> Records shown:
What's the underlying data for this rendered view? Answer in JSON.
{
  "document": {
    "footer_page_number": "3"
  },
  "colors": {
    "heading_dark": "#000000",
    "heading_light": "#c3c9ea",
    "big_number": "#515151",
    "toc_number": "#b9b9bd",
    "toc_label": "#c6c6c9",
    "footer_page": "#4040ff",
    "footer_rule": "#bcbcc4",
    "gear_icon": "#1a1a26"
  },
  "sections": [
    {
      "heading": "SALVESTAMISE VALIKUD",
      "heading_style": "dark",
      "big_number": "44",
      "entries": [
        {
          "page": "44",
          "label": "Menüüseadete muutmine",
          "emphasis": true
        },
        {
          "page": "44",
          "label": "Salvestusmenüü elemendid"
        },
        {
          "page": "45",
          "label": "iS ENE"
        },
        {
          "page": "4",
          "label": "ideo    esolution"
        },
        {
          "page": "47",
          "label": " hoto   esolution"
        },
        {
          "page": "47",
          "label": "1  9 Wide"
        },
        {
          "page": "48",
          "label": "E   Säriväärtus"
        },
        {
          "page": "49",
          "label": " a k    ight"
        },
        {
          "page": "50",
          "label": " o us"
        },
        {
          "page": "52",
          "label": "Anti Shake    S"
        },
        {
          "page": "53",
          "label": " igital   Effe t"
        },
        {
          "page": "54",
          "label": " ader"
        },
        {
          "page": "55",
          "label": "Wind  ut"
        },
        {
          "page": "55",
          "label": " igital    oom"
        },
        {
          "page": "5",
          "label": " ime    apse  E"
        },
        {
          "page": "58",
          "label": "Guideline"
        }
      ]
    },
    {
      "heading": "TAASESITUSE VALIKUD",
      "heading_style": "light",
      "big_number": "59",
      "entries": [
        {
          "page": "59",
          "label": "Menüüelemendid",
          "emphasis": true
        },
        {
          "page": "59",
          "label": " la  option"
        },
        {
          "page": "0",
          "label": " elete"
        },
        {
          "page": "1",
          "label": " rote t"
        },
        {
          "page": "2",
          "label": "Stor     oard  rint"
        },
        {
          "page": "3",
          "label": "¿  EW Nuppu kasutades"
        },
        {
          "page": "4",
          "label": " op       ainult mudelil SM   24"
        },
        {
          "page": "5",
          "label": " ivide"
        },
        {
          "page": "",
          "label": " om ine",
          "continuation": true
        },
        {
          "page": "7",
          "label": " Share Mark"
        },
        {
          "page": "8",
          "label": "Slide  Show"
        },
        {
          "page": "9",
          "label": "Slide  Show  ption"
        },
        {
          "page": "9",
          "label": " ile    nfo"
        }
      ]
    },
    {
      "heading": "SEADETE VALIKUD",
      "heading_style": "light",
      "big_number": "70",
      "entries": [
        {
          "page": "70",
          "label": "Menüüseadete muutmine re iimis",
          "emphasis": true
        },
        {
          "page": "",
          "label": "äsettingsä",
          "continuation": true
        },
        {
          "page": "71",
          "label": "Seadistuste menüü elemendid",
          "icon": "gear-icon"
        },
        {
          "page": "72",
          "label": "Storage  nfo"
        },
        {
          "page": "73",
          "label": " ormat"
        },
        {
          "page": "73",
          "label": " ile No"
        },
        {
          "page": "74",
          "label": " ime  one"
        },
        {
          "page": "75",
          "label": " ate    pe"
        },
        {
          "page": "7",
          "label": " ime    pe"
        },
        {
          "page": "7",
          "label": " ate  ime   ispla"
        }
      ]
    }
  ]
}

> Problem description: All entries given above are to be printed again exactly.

> Answer to this exercise:
What's the underlying data for this rendered view? Answer in JSON.
{
  "document": {
    "footer_page_number": "3"
  },
  "colors": {
    "heading_dark": "#000000",
    "heading_light": "#c3c9ea",
    "big_number": "#515151",
    "toc_number": "#b9b9bd",
    "toc_label": "#c6c6c9",
    "footer_page": "#4040ff",
    "footer_rule": "#bcbcc4",
    "gear_icon": "#1a1a26"
  },
  "sections": [
    {
      "heading": "SALVESTAMISE VALIKUD",
      "heading_style": "dark",
      "big_number": "44",
      "entries": [
        {
          "page": "44",
          "label": "Menüüseadete muutmine",
          "emphasis": true
        },
        {
          "page": "44",
          "label": "Salvestusmenüü elemendid"
        },
        {
          "page": "45",
          "label": "iS ENE"
        },
        {
          "page": "4",
          "label": "ideo    esolution"
        },
        {
          "page": "47",
          "label": " hoto   esolution"
        },
        {
          "page": "47",
          "label": "1  9 Wide"
        },
        {
          "page": "48",
          "label": "E   Säriväärtus"
        },
        {
          "page": "49",
          "label": " a k    ight"
        },
        {
          "page": "50",
          "label": " o us"
        },
        {
          "page": "52",
          "label": "Anti Shake    S"
        },
        {
          "page": "53",
          "label": " igital   Effe t"
        },
        {
          "page": "54",
          "label": " ader"
        },
        {
          "page": "55",
          "label": "Wind  ut"
        },
        {
          "page": "55",
          "label": " igital    oom"
        },
        {
          "page": "5",
          "label": " ime    apse  E"
        },
        {
          "page": "58",
          "label": "Guideline"
        }
      ]
    },
    {
      "heading": "TAASESITUSE VALIKUD",
      "heading_style": "light",
      "big_number": "59",
      "entries": [
        {
          "page": "59",
          "label": "Menüüelemendid",
          "emphasis": true
        },
        {
          "page": "59",
          "label": " la  option"
        },
        {
          "page": "0",
          "label": " elete"
        },
        {
          "page": "1",
          "label": " rote t"
        },
        {
          "page": "2",
          "label": "Stor     oard  rint"
        },
        {
          "page": "3",
          "label": "¿  EW Nuppu kasutades"
        },
        {
          "page": "4",
          "label": " op       ainult mudelil SM   24"
        },
        {
          "page": "5",
          "label": " ivide"
        },
        {
          "page": "",
          "label": " om ine",
          "continuation": true
        },
        {
          "page": "7",
          "label": " Share Mark"
        },
        {
          "page": "8",
          "label": "Slide  Show"
        },
        {
          "page": "9",
          "label": "Slide  Show  ption"
        },
        {
          "page": "9",
          "label": " ile    nfo"
        }
      ]
    },
    {
      "heading": "SEADETE VALIKUD",
      "heading_style": "light",
      "big_number": "70",
      "entries": [
        {
          "page": "70",
          "label": "Menüüseadete muutmine re iimis",
          "emphasis": true
        },
        {
          "page": "",
          "label": "äsettingsä",
          "continuation": true
        },
        {
          "page": "71",
          "label": "Seadistuste menüü elemendid",
          "icon": "gear-icon"
        },
        {
          "page": "72",
          "label": "Storage  nfo"
        },
        {
          "page": "73",
          "label": " ormat"
        },
        {
          "page": "73",
          "label": " ile No"
        },
        {
          "page": "74",
          "label": " ime  one"
        },
        {
          "page": "75",
          "label": " ate    pe"
        },
        {
          "page": "7",
          "label": " ime    pe"
        },
        {
          "page": "7",
          "label": " ate  ime   ispla"
        }
      ]
    }
  ]
}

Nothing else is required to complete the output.